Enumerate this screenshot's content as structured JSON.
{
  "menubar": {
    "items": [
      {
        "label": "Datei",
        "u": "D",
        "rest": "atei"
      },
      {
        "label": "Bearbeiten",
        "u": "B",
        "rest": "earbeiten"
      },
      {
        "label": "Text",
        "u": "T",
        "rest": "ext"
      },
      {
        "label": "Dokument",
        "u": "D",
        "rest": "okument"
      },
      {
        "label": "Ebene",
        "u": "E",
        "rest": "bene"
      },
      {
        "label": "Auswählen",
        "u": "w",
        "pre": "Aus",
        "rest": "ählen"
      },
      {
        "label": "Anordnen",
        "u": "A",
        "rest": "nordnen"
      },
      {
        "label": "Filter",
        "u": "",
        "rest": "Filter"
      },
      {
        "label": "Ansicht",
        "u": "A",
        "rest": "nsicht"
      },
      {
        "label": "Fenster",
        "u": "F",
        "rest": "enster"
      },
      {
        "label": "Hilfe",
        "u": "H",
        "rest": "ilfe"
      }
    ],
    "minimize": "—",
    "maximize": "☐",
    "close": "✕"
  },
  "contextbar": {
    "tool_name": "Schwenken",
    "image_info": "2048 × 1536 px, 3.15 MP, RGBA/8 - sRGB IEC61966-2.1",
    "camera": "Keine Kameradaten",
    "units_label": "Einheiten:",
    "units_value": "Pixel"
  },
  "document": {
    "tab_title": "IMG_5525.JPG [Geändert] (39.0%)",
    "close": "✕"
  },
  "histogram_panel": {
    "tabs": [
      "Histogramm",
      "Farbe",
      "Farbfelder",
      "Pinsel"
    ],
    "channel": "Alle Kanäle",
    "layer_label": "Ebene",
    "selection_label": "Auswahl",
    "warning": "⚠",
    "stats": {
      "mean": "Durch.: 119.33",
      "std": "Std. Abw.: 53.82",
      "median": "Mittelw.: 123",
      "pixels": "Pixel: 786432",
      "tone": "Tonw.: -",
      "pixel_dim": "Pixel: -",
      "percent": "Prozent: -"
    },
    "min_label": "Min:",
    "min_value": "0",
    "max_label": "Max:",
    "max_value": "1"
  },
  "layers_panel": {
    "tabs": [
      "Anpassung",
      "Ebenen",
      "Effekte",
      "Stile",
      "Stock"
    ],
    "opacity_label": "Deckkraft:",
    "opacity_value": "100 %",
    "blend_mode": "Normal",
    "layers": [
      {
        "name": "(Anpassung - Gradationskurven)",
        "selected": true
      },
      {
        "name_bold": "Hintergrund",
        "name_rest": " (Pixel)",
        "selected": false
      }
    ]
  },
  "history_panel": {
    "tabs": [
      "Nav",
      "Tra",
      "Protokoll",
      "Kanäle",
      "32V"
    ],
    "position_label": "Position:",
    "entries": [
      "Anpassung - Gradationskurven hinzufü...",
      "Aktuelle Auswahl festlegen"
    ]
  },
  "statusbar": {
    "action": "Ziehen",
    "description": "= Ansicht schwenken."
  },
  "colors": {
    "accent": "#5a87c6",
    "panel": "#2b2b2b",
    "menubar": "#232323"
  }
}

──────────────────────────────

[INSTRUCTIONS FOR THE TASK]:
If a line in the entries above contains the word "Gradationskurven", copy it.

[ANSWER FOR THIS EXERCISE]:
        "name": "(Anpassung - Gradationskurven)",
      "Anpassung - Gradationskurven hinzufü...",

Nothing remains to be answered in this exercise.